Problem to work on:
Each record that follows should be repeated exactly, minus any images.
◆ ◆ ◆ ◆
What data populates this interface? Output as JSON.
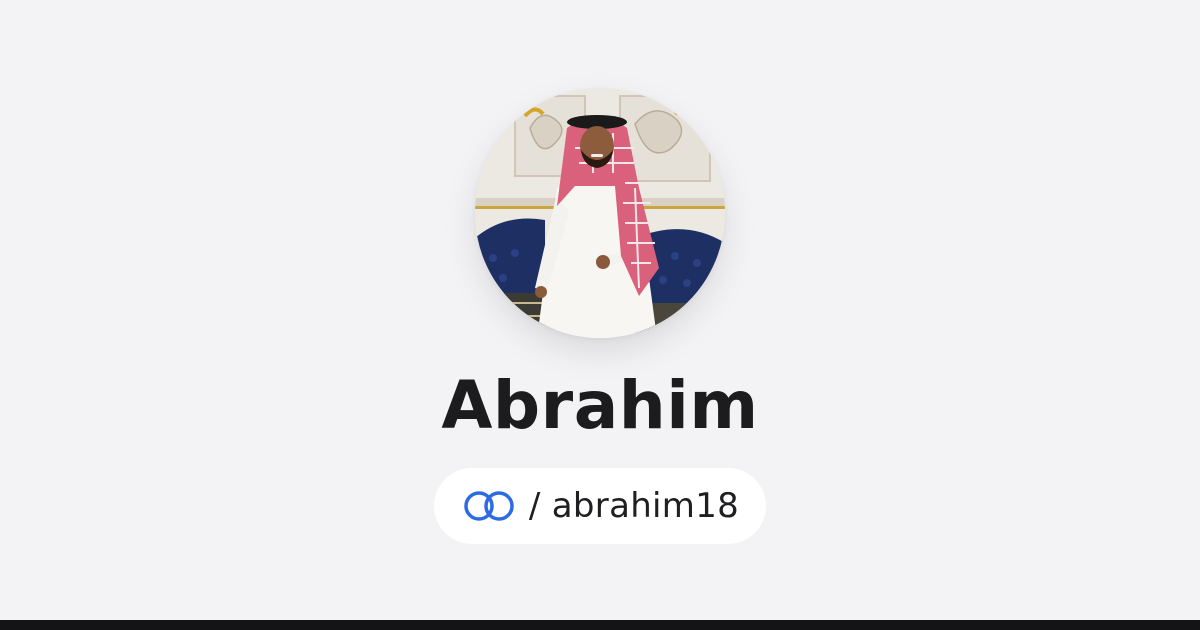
{
  "profile": {
    "name": "Abrahim",
    "handle_separator": "/",
    "handle": "abrahim18",
    "avatar": "profile-photo",
    "link_icon": "linked-rings-icon"
  },
  "colors": {
    "background": "#f3f3f5",
    "pill": "#ffffff",
    "name_text": "#1c1c1e",
    "accent_blue": "#2d6be4",
    "bottom_bar": "#141416"
  }
}
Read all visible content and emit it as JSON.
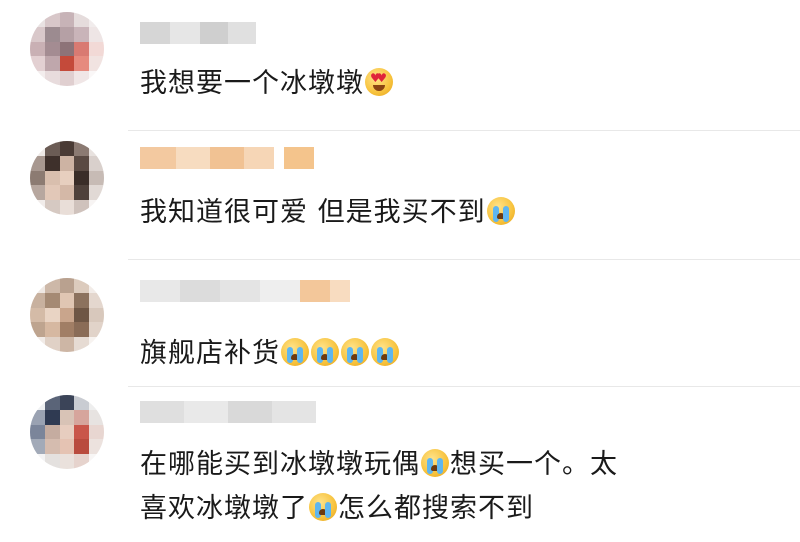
{
  "comments": [
    {
      "text_parts": [
        "我想要一个冰墩墩"
      ],
      "emojis": [
        "heart-eyes"
      ]
    },
    {
      "text_parts": [
        "我知道很可爱 但是我买不到"
      ],
      "emojis": [
        "crying"
      ]
    },
    {
      "text_parts": [
        "旗舰店补货"
      ],
      "emojis": [
        "crying",
        "crying",
        "crying",
        "crying"
      ]
    },
    {
      "line1_a": "在哪能买到冰墩墩玩偶",
      "line1_b": "想买一个。太",
      "line2_a": "喜欢冰墩墩了",
      "line2_b": "怎么都搜索不到",
      "emojis": [
        "crying",
        "crying"
      ]
    }
  ],
  "colors": {
    "text": "#1a1a1a",
    "divider": "#e8e8e8",
    "name_blur_gray": "#d9d9d9",
    "name_blur_orange": "#f4c48c"
  }
}
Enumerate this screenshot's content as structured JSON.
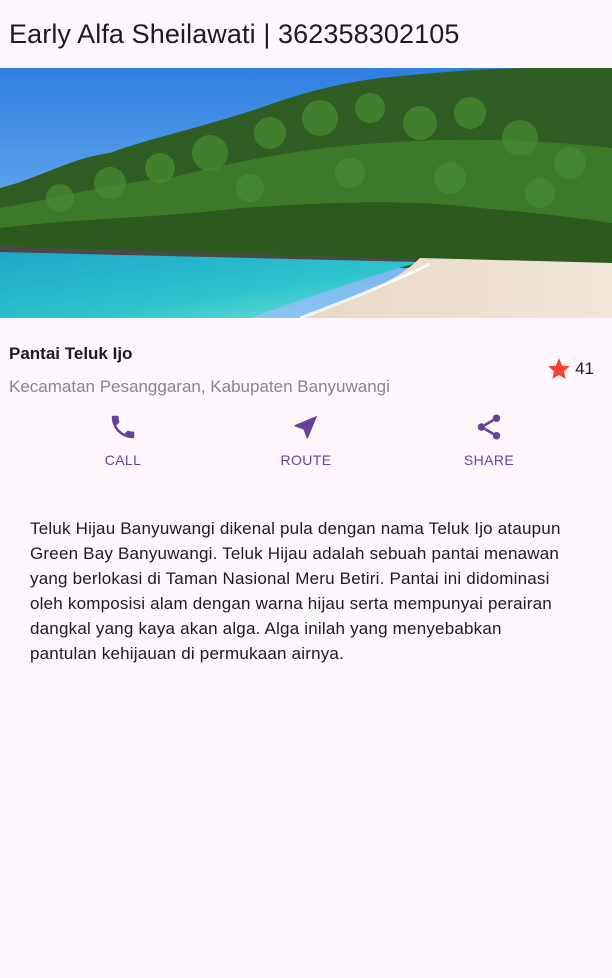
{
  "app_bar": {
    "title": "Early Alfa Sheilawati | 362358302105"
  },
  "place": {
    "name": "Pantai Teluk Ijo",
    "location": "Kecamatan Pesanggaran, Kabupaten Banyuwangi",
    "rating": "41"
  },
  "actions": {
    "call_label": "CALL",
    "route_label": "ROUTE",
    "share_label": "SHARE"
  },
  "description": "Teluk Hijau Banyuwangi dikenal pula dengan nama Teluk Ijo ataupun Green Bay Banyuwangi. Teluk Hijau adalah sebuah pantai menawan yang berlokasi di Taman Nasional Meru Betiri. Pantai ini didominasi oleh komposisi alam dengan warna hijau serta mempunyai perairan dangkal yang kaya akan alga. Alga inilah yang menyebabkan pantulan kehijauan di permukaan airnya.",
  "colors": {
    "background": "#fdf7fd",
    "accent": "#65439b",
    "star": "#f44336",
    "secondary_text": "#8a858c"
  }
}
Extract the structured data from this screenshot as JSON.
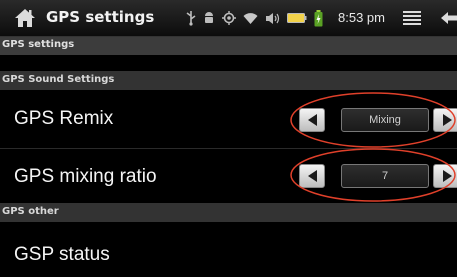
{
  "status_bar": {
    "app_title": "GPS settings",
    "time": "8:53 pm",
    "icons": [
      "home-icon",
      "usb-icon",
      "android-debug-icon",
      "gps-icon",
      "wifi-icon",
      "volume-icon",
      "battery-icon",
      "battery-charging-icon",
      "menu-icon",
      "back-icon"
    ]
  },
  "page": {
    "header": "GPS settings"
  },
  "sections": {
    "sound": {
      "header": "GPS Sound Settings",
      "gps_remix": {
        "label": "GPS Remix",
        "value": "Mixing"
      },
      "gps_mixing_ratio": {
        "label": "GPS mixing ratio",
        "value": "7"
      }
    },
    "other": {
      "header": "GPS other",
      "gsp_status": {
        "label": "GSP status"
      }
    }
  },
  "colors": {
    "annotation_ellipse": "#e0402a",
    "section_header_bg": "#333333",
    "background": "#000000"
  }
}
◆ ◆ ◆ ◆
Response to the exercise:
What data populates this interface? Output as JSON.
{
  "profile": {
    "name": "Abrahim",
    "handle_separator": "/",
    "handle": "abrahim18",
    "avatar": "profile-photo",
    "link_icon": "linked-rings-icon"
  },
  "colors": {
    "background": "#f3f3f5",
    "pill": "#ffffff",
    "name_text": "#1c1c1e",
    "accent_blue": "#2d6be4",
    "bottom_bar": "#141416"
  }
}
Read all visible content and emit it as JSON.
{
  "comments": [
    {
      "text_parts": [
        "我想要一个冰墩墩"
      ],
      "emojis": [
        "heart-eyes"
      ]
    },
    {
      "text_parts": [
        "我知道很可爱 但是我买不到"
      ],
      "emojis": [
        "crying"
      ]
    },
    {
      "text_parts": [
        "旗舰店补货"
      ],
      "emojis": [
        "crying",
        "crying",
        "crying",
        "crying"
      ]
    },
    {
      "line1_a": "在哪能买到冰墩墩玩偶",
      "line1_b": "想买一个。太",
      "line2_a": "喜欢冰墩墩了",
      "line2_b": "怎么都搜索不到",
      "emojis": [
        "crying",
        "crying"
      ]
    }
  ],
  "colors": {
    "text": "#1a1a1a",
    "divider": "#e8e8e8",
    "name_blur_gray": "#d9d9d9",
    "name_blur_orange": "#f4c48c"
  }
}
Enumerate this screenshot's content as structured JSON.
{
  "app_bar": {
    "title": "Early Alfa Sheilawati | 362358302105"
  },
  "place": {
    "name": "Pantai Teluk Ijo",
    "location": "Kecamatan Pesanggaran, Kabupaten Banyuwangi",
    "rating": "41"
  },
  "actions": {
    "call_label": "CALL",
    "route_label": "ROUTE",
    "share_label": "SHARE"
  },
  "description": "Teluk Hijau Banyuwangi dikenal pula dengan nama Teluk Ijo ataupun Green Bay Banyuwangi. Teluk Hijau adalah sebuah pantai menawan yang berlokasi di Taman Nasional Meru Betiri. Pantai ini didominasi oleh komposisi alam dengan warna hijau serta mempunyai perairan dangkal yang kaya akan alga. Alga inilah yang menyebabkan pantulan kehijauan di permukaan airnya.",
  "colors": {
    "background": "#fdf7fd",
    "accent": "#65439b",
    "star": "#f44336",
    "secondary_text": "#8a858c"
  }
}
Extract the structured data from this screenshot as JSON.
{
  "status_bar": {
    "app_title": "GPS settings",
    "time": "8:53 pm",
    "icons": [
      "home-icon",
      "usb-icon",
      "android-debug-icon",
      "gps-icon",
      "wifi-icon",
      "volume-icon",
      "battery-icon",
      "battery-charging-icon",
      "menu-icon",
      "back-icon"
    ]
  },
  "page": {
    "header": "GPS settings"
  },
  "sections": {
    "sound": {
      "header": "GPS Sound Settings",
      "gps_remix": {
        "label": "GPS Remix",
        "value": "Mixing"
      },
      "gps_mixing_ratio": {
        "label": "GPS mixing ratio",
        "value": "7"
      }
    },
    "other": {
      "header": "GPS other",
      "gsp_status": {
        "label": "GSP status"
      }
    }
  },
  "colors": {
    "annotation_ellipse": "#e0402a",
    "section_header_bg": "#333333",
    "background": "#000000"
  }
}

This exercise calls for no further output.